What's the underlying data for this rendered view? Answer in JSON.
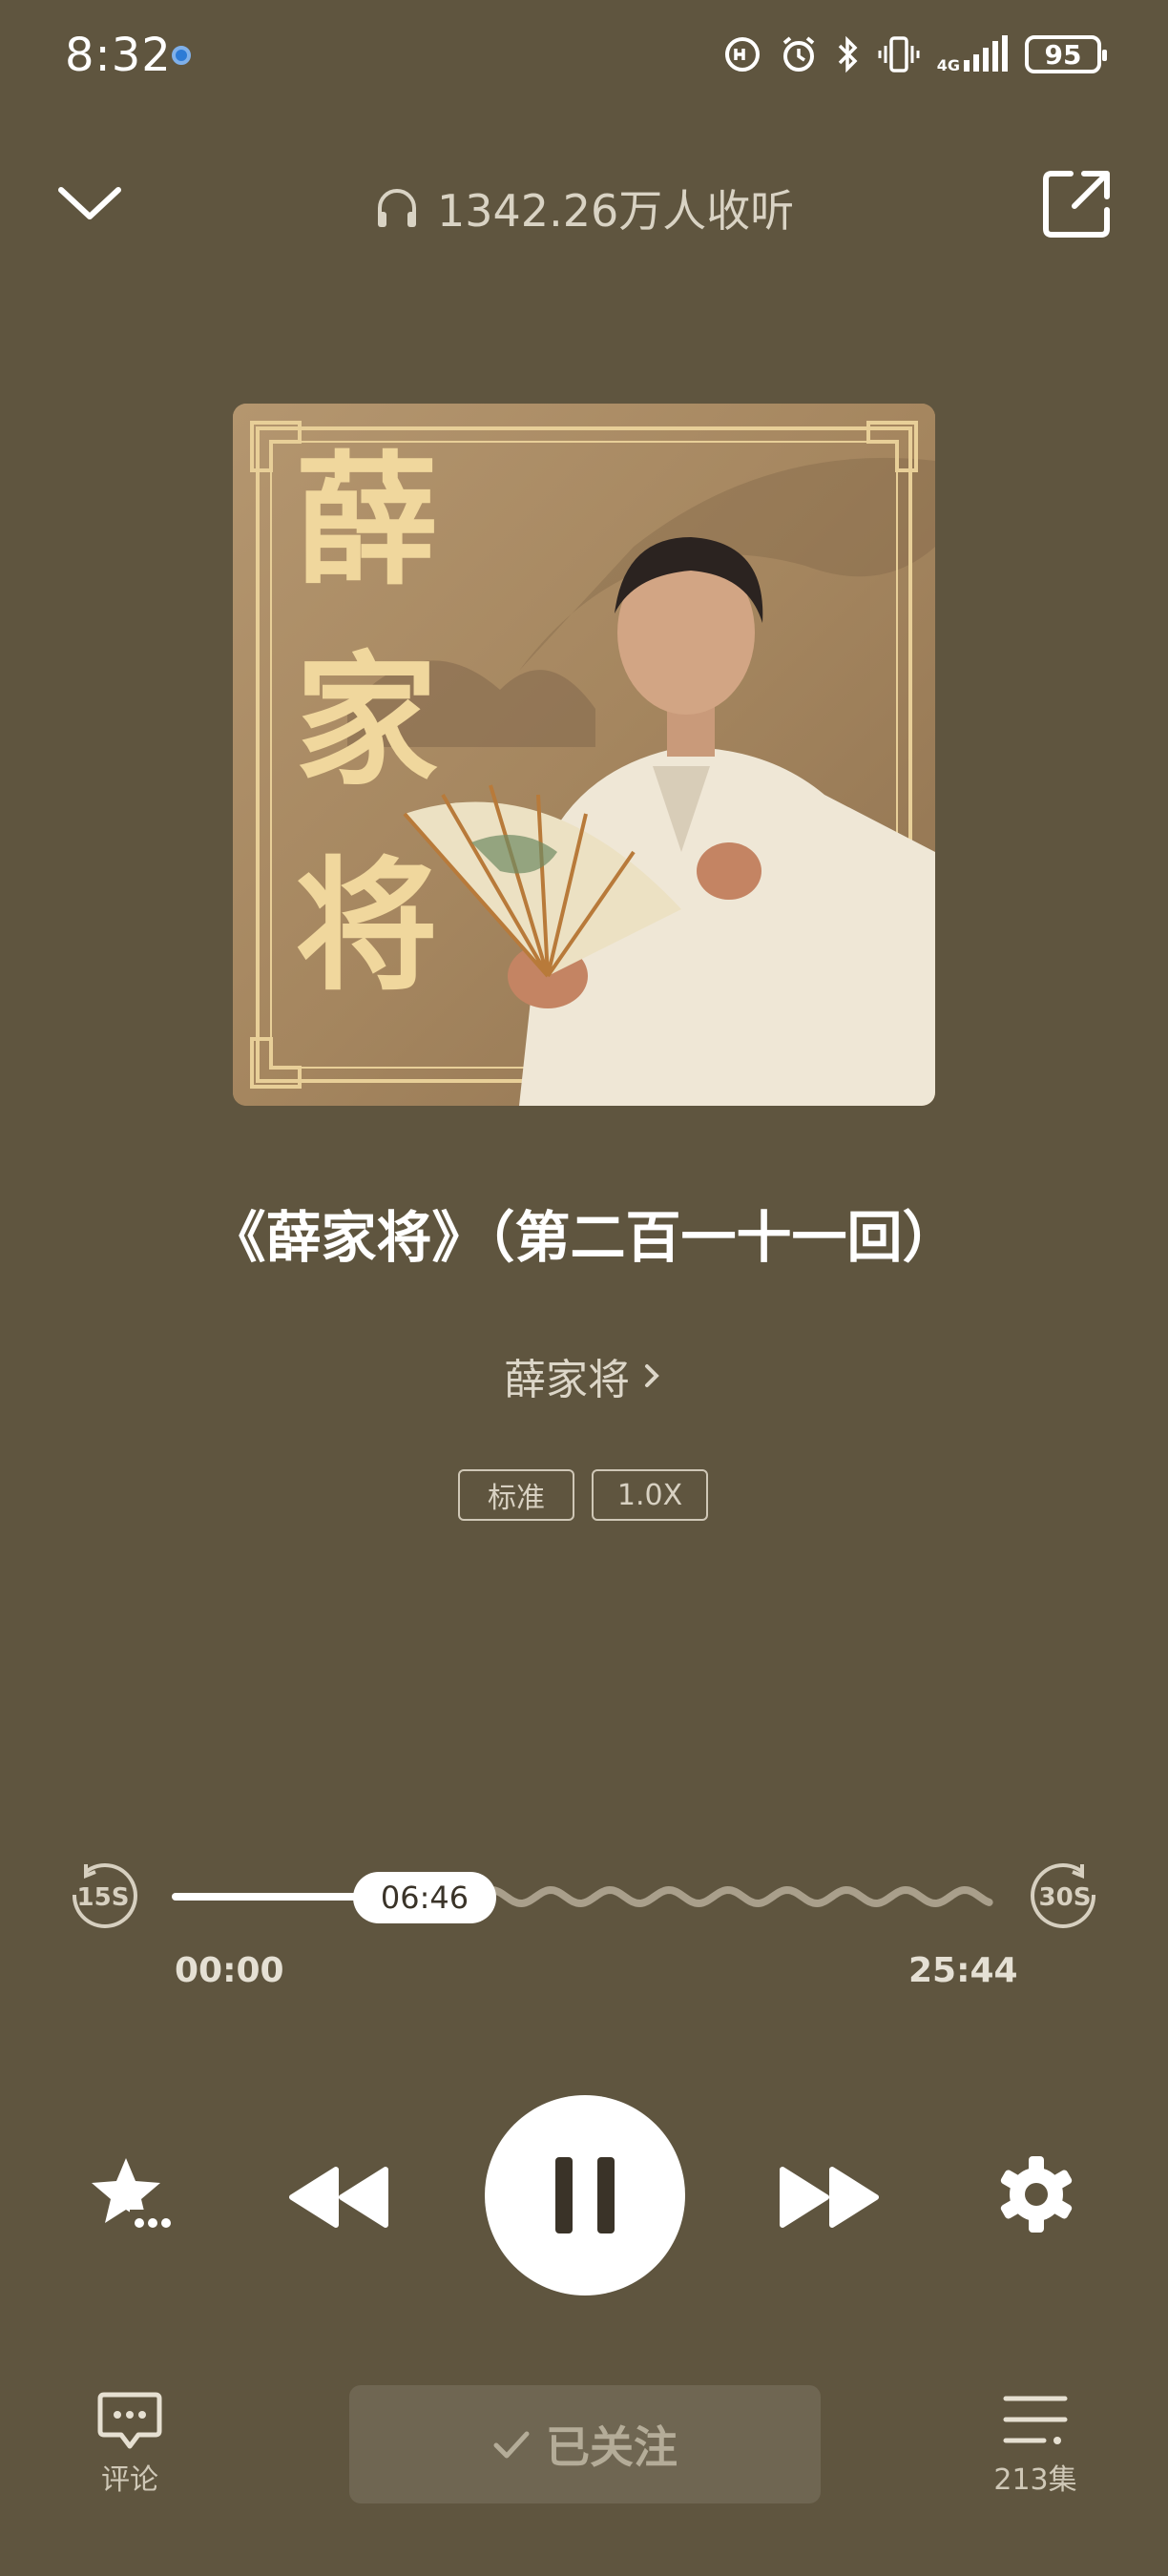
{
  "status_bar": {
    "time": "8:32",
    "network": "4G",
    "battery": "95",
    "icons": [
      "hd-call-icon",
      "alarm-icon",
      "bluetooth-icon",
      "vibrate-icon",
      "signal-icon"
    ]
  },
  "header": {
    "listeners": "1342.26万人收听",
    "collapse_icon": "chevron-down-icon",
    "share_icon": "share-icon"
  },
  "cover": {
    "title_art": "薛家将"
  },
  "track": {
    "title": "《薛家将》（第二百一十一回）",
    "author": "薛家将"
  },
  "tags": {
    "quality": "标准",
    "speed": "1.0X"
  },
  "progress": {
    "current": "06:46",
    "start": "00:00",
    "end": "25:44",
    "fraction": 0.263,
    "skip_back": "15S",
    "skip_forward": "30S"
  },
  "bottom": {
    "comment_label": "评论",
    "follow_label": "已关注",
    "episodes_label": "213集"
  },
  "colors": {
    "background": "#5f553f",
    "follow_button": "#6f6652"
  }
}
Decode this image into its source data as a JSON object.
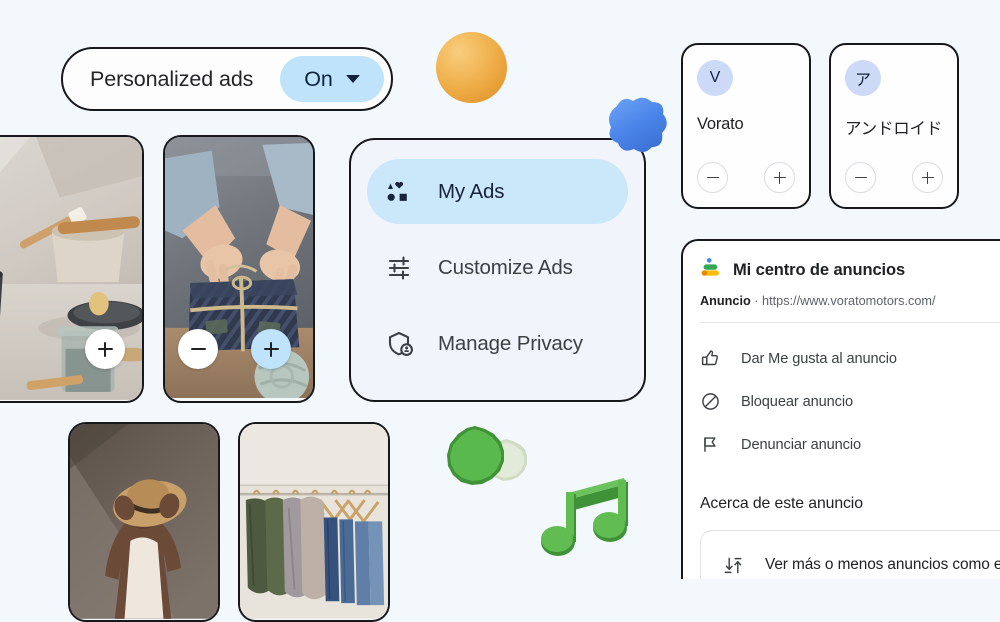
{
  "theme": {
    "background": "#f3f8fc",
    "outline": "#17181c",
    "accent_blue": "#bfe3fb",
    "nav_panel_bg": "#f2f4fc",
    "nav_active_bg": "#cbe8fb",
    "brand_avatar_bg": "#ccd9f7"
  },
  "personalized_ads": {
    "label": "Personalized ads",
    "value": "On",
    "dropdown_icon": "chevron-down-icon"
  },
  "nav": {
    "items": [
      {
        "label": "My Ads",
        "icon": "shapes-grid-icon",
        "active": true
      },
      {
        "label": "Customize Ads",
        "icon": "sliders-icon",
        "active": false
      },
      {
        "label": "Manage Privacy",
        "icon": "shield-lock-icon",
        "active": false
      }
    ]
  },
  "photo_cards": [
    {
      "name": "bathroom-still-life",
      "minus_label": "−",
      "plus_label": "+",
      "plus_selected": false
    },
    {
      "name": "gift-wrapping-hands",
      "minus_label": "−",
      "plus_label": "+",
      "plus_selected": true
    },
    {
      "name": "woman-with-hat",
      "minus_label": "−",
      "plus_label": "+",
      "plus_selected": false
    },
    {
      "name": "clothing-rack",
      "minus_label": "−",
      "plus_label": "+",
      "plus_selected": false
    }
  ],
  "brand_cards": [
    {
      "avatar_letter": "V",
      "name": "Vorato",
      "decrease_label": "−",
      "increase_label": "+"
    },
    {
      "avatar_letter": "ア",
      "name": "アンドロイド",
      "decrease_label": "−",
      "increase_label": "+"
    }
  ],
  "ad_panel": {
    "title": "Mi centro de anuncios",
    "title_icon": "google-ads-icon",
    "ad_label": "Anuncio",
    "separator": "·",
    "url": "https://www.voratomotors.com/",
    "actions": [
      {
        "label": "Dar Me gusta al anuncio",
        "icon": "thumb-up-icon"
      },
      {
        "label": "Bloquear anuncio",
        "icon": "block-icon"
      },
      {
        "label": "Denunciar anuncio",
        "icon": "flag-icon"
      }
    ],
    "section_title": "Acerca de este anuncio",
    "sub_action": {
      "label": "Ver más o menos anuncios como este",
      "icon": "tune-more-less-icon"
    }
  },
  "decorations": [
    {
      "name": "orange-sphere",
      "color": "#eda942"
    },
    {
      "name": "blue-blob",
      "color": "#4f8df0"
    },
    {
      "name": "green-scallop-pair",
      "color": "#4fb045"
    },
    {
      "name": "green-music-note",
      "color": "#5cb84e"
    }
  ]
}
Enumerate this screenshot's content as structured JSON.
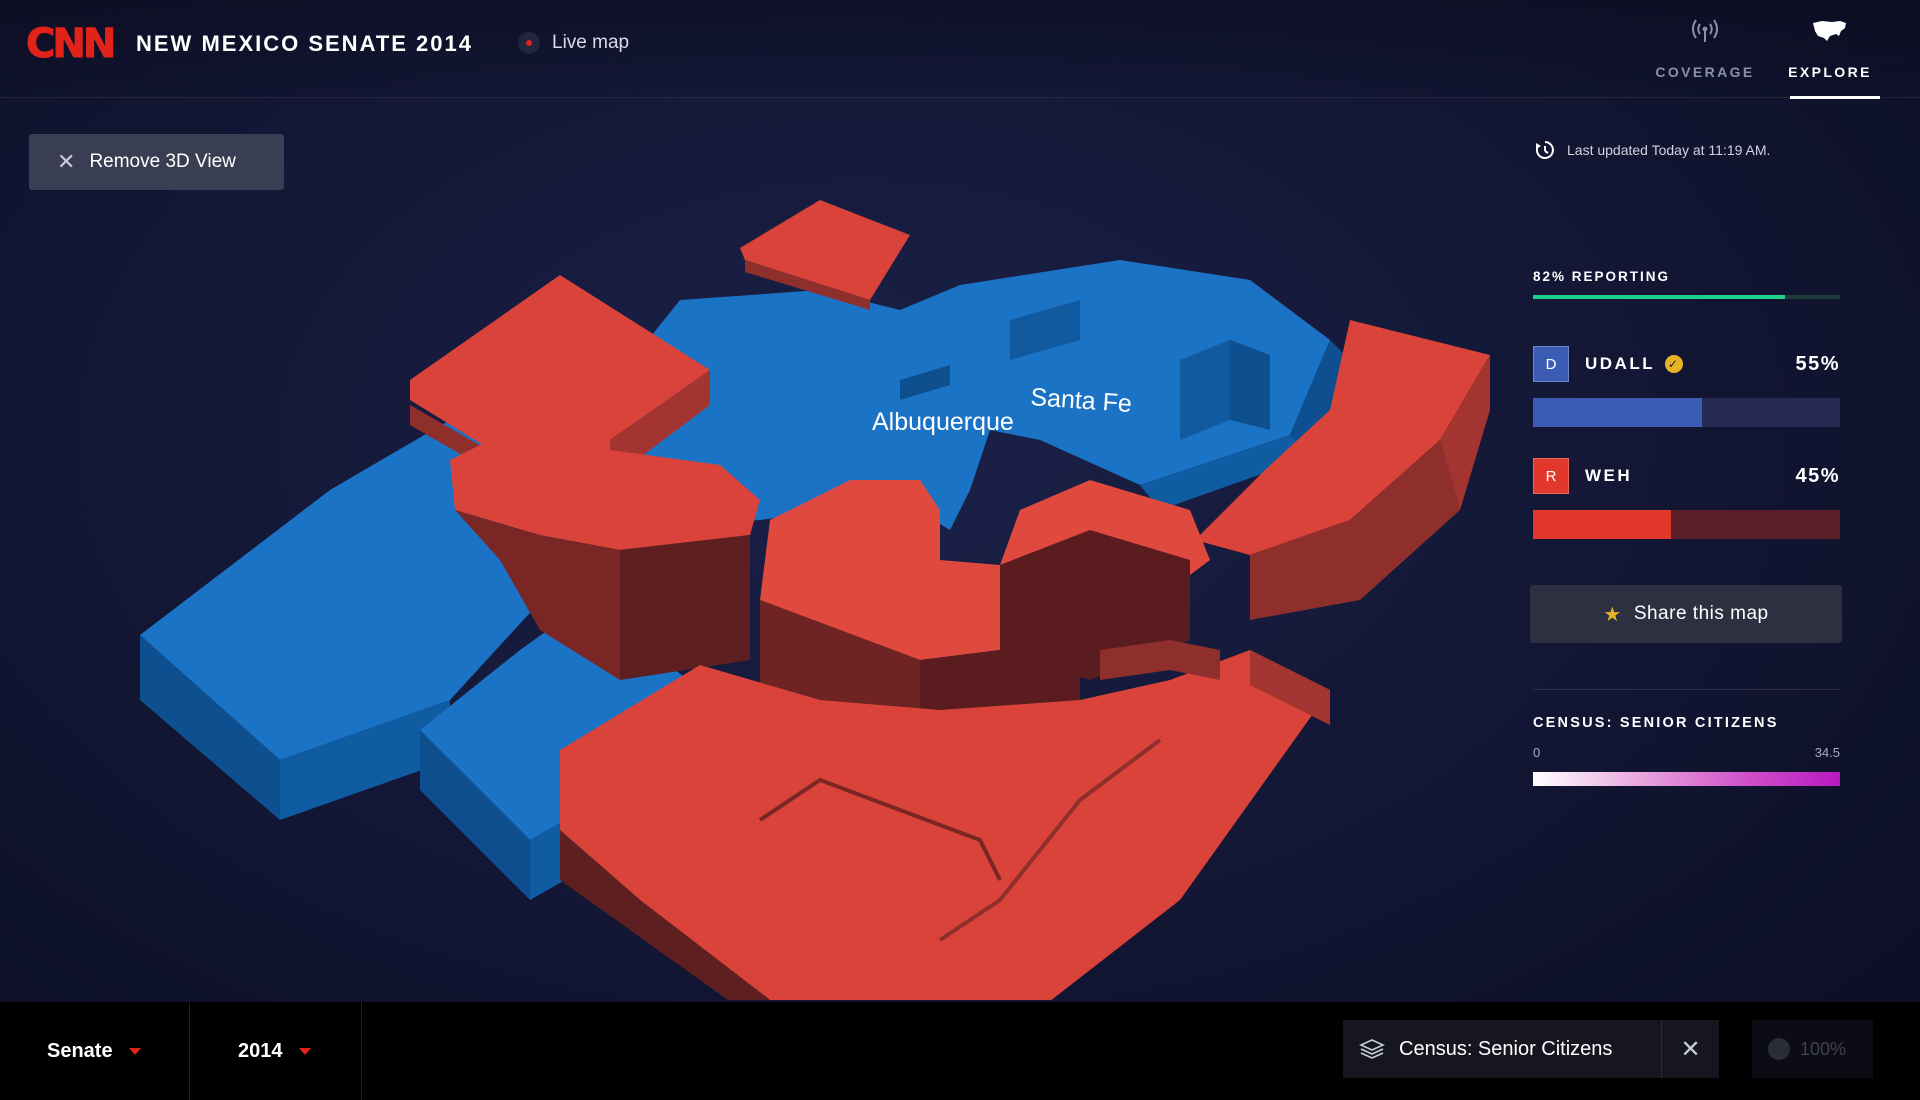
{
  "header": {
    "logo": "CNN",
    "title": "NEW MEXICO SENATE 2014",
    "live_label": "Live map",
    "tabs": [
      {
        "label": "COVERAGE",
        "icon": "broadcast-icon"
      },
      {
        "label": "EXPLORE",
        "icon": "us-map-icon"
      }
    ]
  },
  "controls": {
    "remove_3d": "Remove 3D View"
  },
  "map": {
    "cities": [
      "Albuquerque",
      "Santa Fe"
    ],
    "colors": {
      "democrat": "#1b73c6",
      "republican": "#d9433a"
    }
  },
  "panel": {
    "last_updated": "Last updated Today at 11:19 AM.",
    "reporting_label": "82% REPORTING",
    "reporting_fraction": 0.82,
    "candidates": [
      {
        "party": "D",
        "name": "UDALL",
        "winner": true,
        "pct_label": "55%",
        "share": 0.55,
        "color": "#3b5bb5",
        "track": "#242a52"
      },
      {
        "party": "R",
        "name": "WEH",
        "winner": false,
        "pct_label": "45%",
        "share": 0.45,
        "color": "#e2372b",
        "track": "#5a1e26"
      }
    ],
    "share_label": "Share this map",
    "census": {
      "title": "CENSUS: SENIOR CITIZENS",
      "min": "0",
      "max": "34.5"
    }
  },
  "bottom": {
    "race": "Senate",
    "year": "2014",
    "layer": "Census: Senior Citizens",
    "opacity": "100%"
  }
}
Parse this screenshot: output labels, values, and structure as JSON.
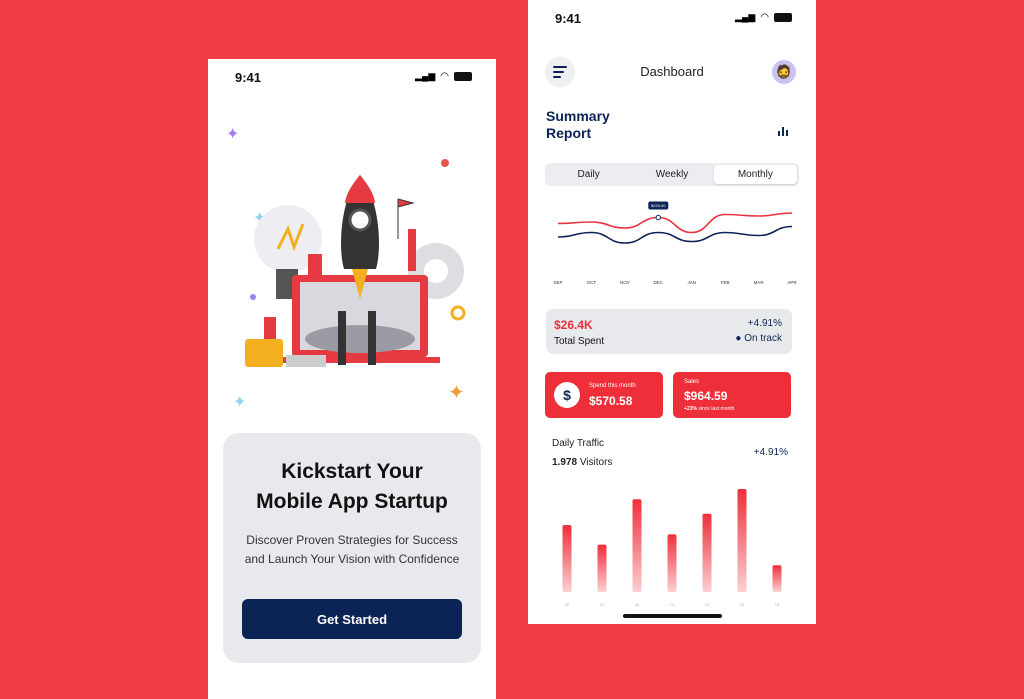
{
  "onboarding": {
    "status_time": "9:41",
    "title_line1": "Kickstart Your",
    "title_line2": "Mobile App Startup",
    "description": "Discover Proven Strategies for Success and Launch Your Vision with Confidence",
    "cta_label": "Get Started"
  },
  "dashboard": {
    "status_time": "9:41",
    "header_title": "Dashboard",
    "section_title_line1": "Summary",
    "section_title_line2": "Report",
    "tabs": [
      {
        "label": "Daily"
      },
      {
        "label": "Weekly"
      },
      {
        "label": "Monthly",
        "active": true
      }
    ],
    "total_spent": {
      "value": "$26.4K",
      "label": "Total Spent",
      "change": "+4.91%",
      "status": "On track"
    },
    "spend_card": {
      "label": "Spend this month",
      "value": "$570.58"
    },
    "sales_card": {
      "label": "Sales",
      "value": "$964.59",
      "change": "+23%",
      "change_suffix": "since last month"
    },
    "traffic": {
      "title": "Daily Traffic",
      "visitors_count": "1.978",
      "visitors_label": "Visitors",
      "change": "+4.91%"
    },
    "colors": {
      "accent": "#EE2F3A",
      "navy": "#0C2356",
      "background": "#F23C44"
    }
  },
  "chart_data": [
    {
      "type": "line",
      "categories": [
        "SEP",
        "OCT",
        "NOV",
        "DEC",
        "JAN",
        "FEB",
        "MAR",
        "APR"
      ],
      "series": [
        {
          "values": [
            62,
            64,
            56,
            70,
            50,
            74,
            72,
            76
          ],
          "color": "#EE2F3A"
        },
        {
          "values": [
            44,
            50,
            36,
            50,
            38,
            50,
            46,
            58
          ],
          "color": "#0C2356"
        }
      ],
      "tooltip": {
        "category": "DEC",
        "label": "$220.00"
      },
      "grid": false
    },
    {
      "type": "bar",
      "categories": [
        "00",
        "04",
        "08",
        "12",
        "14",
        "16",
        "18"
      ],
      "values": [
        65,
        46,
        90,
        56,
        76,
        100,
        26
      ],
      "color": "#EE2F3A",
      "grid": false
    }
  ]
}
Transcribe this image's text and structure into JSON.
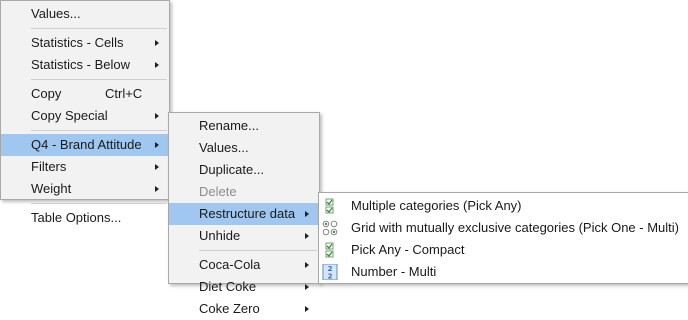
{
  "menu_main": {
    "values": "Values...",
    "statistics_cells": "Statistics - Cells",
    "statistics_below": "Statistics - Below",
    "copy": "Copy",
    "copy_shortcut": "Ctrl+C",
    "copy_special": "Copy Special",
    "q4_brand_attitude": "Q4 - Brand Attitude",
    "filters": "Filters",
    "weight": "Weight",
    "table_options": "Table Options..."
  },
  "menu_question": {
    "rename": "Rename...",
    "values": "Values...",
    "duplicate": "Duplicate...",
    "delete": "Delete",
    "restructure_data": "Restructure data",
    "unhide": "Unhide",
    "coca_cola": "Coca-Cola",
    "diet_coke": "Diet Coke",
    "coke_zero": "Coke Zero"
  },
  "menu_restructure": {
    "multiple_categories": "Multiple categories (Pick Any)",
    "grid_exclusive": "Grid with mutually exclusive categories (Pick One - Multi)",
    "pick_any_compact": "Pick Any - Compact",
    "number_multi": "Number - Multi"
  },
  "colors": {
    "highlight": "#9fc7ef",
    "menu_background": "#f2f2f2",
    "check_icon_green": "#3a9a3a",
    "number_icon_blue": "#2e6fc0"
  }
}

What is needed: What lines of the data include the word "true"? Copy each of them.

Exercise output:
        "active": true
      "plus_selected": true
        "winner": true,
        "active": true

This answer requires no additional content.